All of the records below are to be output exactly; no image belongs in the result.

──────── Exercise data ────────

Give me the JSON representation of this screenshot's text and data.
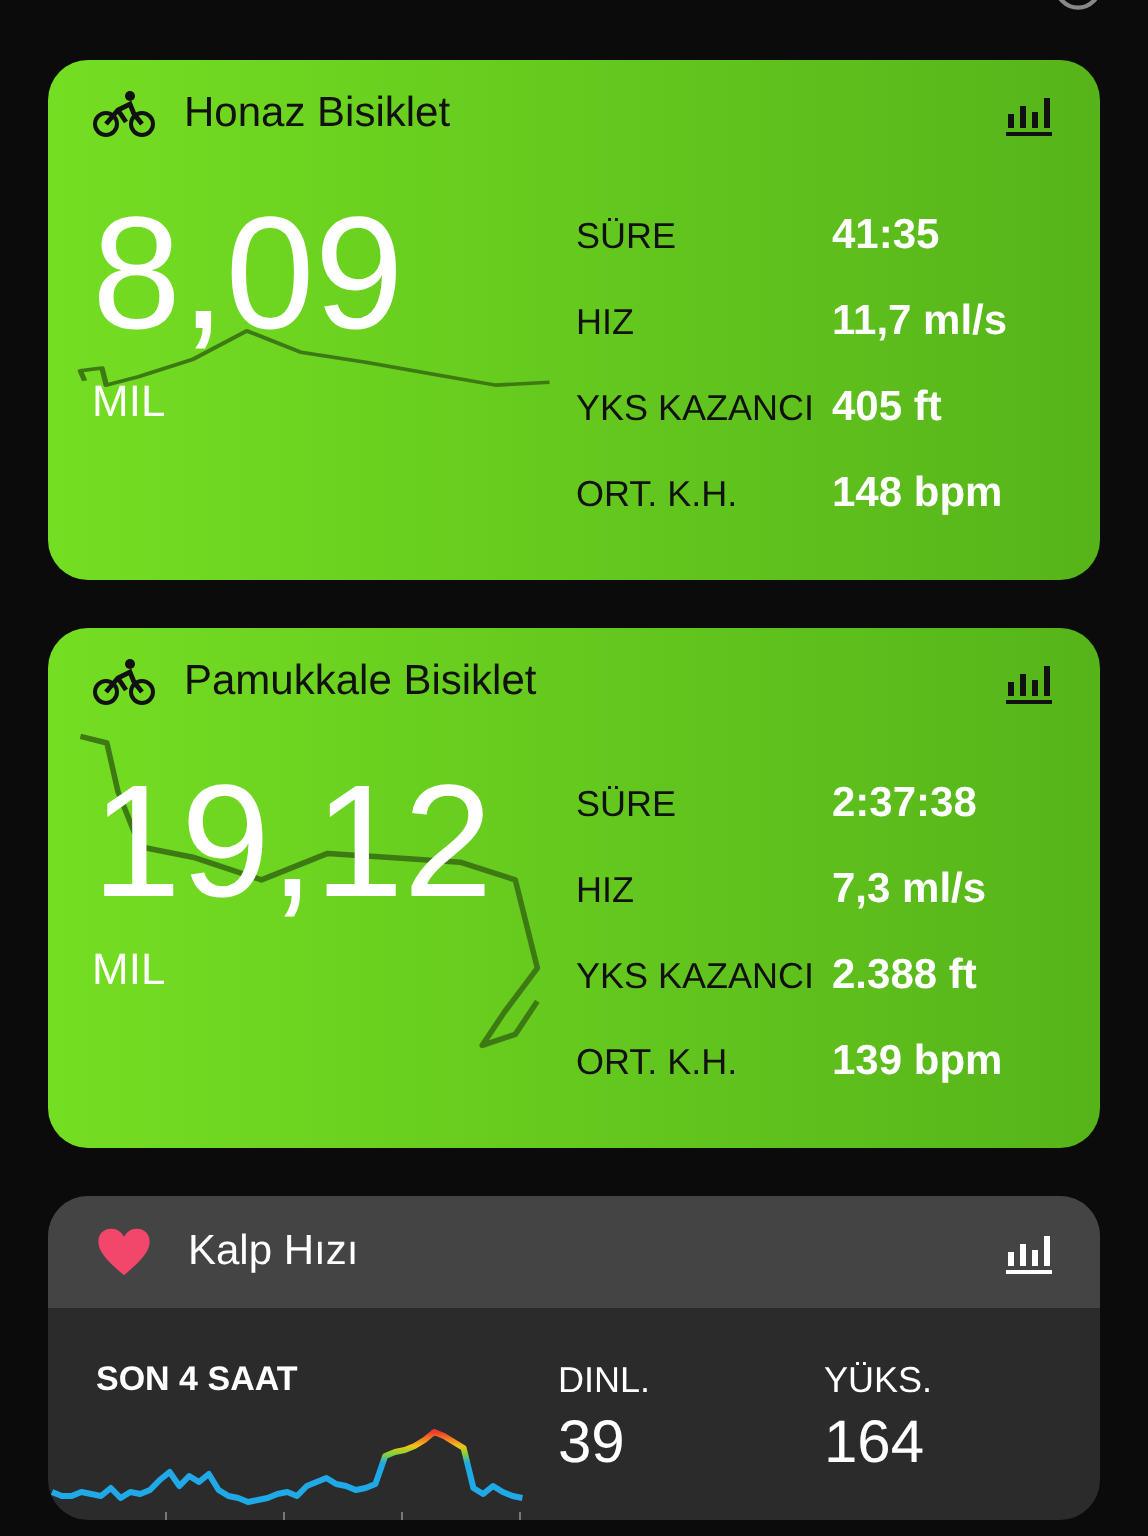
{
  "workouts": [
    {
      "title": "Honaz Bisiklet",
      "distance": "8,09",
      "unit": "MIL",
      "stats": [
        {
          "label": "SÜRE",
          "value": "41:35"
        },
        {
          "label": "HIZ",
          "value": "11,7 ml/s"
        },
        {
          "label": "YKS KAZANCI",
          "value": "405 ft"
        },
        {
          "label": "ORT. K.H.",
          "value": "148 bpm"
        }
      ]
    },
    {
      "title": "Pamukkale Bisiklet",
      "distance": "19,12",
      "unit": "MIL",
      "stats": [
        {
          "label": "SÜRE",
          "value": "2:37:38"
        },
        {
          "label": "HIZ",
          "value": "7,3 ml/s"
        },
        {
          "label": "YKS KAZANCI",
          "value": "2.388 ft"
        },
        {
          "label": "ORT. K.H.",
          "value": "139 bpm"
        }
      ]
    }
  ],
  "heart": {
    "title": "Kalp Hızı",
    "period": "SON 4 SAAT",
    "stats": [
      {
        "label": "DINL.",
        "value": "39"
      },
      {
        "label": "YÜKS.",
        "value": "164"
      }
    ]
  }
}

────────

Exercise solution =>
Give me the JSON representation of this screenshot's text and data.
{
  "workouts": [
    {
      "title": "Honaz Bisiklet",
      "distance": "8,09",
      "unit": "MIL",
      "stats": [
        {
          "label": "SÜRE",
          "value": "41:35"
        },
        {
          "label": "HIZ",
          "value": "11,7 ml/s"
        },
        {
          "label": "YKS KAZANCI",
          "value": "405 ft"
        },
        {
          "label": "ORT. K.H.",
          "value": "148 bpm"
        }
      ]
    },
    {
      "title": "Pamukkale Bisiklet",
      "distance": "19,12",
      "unit": "MIL",
      "stats": [
        {
          "label": "SÜRE",
          "value": "2:37:38"
        },
        {
          "label": "HIZ",
          "value": "7,3 ml/s"
        },
        {
          "label": "YKS KAZANCI",
          "value": "2.388 ft"
        },
        {
          "label": "ORT. K.H.",
          "value": "139 bpm"
        }
      ]
    }
  ],
  "heart": {
    "title": "Kalp Hızı",
    "period": "SON 4 SAAT",
    "stats": [
      {
        "label": "DINL.",
        "value": "39"
      },
      {
        "label": "YÜKS.",
        "value": "164"
      }
    ]
  }
}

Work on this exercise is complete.